Abraham Lincoln once told the story of the oriental despot who summoned his wise men and charged them to go away and not to come back until they had formulated a proposition to be carved forever in stone. When they returned, the proposition they offered him was: “And this too shall pass away.”
The nature of the beast.
As devastating as Hurricane Katrina was, a greater disaster might have occurred had the storm made landfall just 150 miles to the west, where a series of flood control structures on the Mississippi River are located. Begun in the 1950s and built where the River makes a sharp 90° left turn, these dams and channels are designed to fight against the natural inclination of the waterway – which is to follow the path of least resistance and find the shortest route to the sea. In this case, the River wants to continue straight ahead, fanning out into the Atchafalaya Basin. That’s the nature of the beast… and the problem.1

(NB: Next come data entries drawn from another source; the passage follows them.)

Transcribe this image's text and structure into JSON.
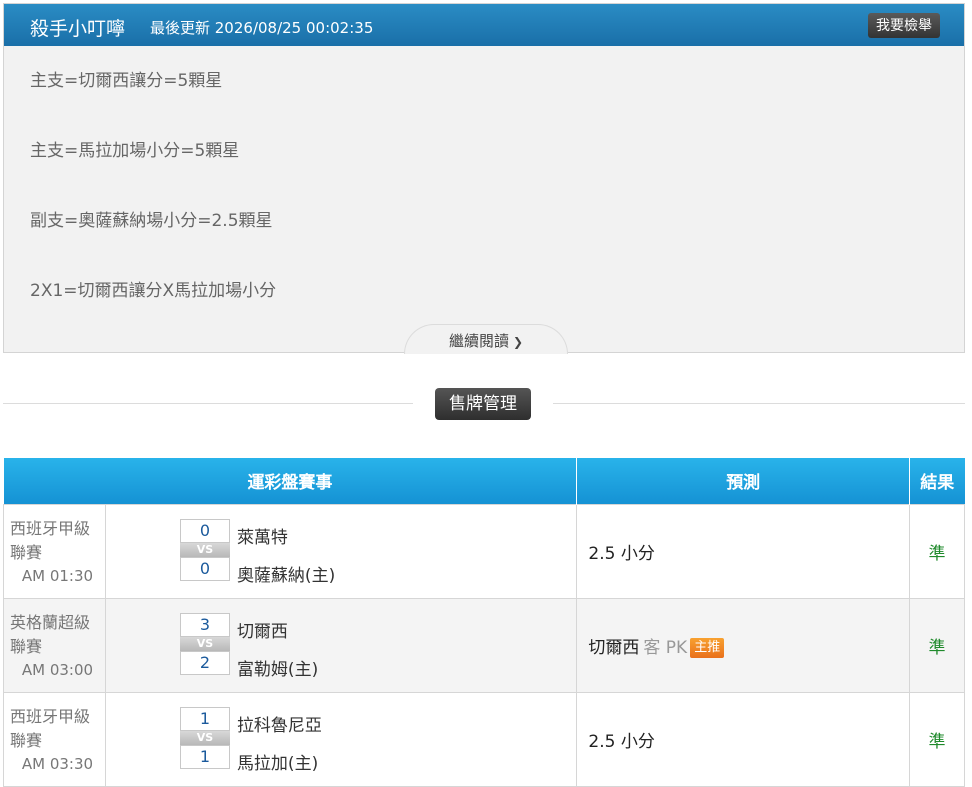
{
  "header": {
    "title": "殺手小叮嚀",
    "update": "最後更新 2026/08/25 00:02:35",
    "report_label": "我要檢舉"
  },
  "content": {
    "lines": [
      "主支=切爾西讓分=5顆星",
      "主支=馬拉加場小分=5顆星",
      "副支=奧薩蘇納場小分=2.5顆星",
      "2X1=切爾西讓分X馬拉加場小分"
    ],
    "read_more": "繼續閱讀"
  },
  "badge": "售牌管理",
  "table": {
    "headers": [
      "運彩盤賽事",
      "預測",
      "結果"
    ],
    "vs_label": "VS",
    "rows": [
      {
        "league": "西班牙甲級聯賽",
        "time": "AM 01:30",
        "away_score": "0",
        "home_score": "0",
        "away_team": "萊萬特",
        "home_team": "奧薩蘇納(主)",
        "prediction": "2.5 小分",
        "prediction_extra": "",
        "tag": "",
        "result": "準"
      },
      {
        "league": "英格蘭超級聯賽",
        "time": "AM 03:00",
        "away_score": "3",
        "home_score": "2",
        "away_team": "切爾西",
        "home_team": "富勒姆(主)",
        "prediction": "切爾西",
        "prediction_extra": "客 PK",
        "tag": "主推",
        "result": "準"
      },
      {
        "league": "西班牙甲級聯賽",
        "time": "AM 03:30",
        "away_score": "1",
        "home_score": "1",
        "away_team": "拉科魯尼亞",
        "home_team": "馬拉加(主)",
        "prediction": "2.5 小分",
        "prediction_extra": "",
        "tag": "",
        "result": "準"
      }
    ]
  }
}
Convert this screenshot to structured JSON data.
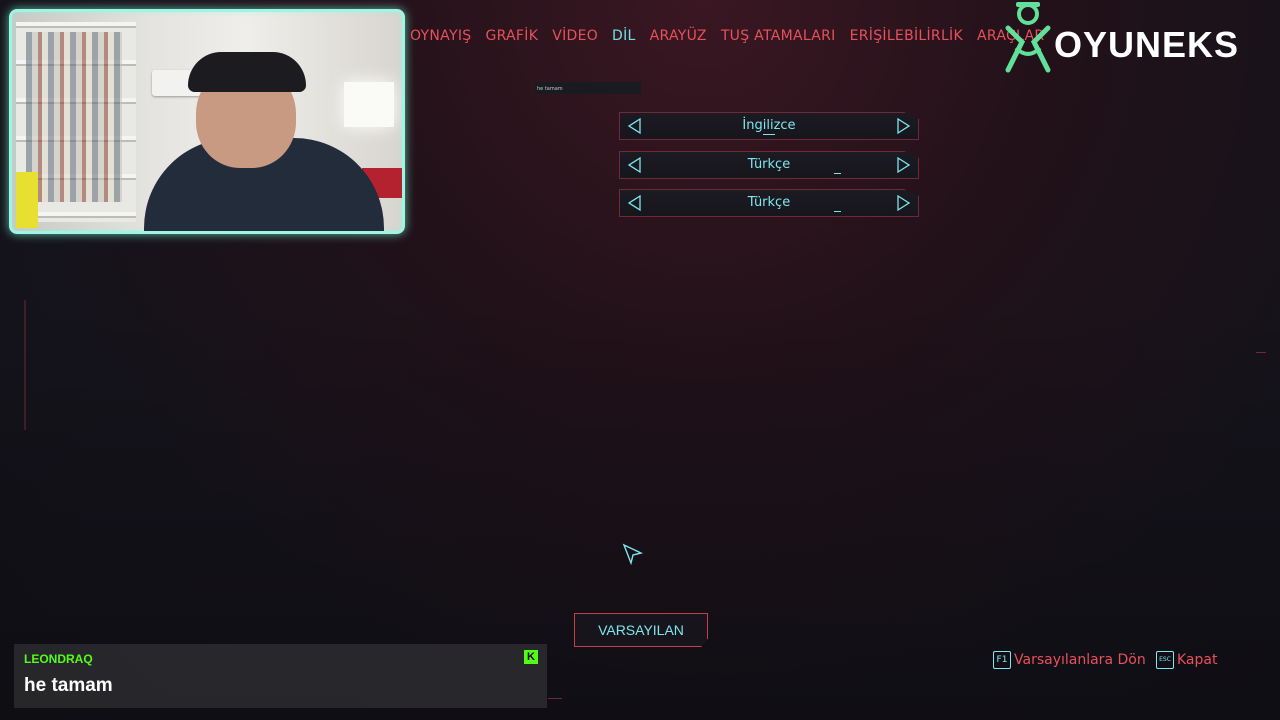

On October 22, 1707, British Admiral Sir Clowdisley Shovel sailed his fleet into bad weather. When a sailor reported that his own navigational calculations indicated Shovel’s ships were badly out of position, Shovel had him hung. No one likes to hear bad news. Plus, private navigation was considered illegal at that time. It was believed only British officers were qualified to plot a ship’s course.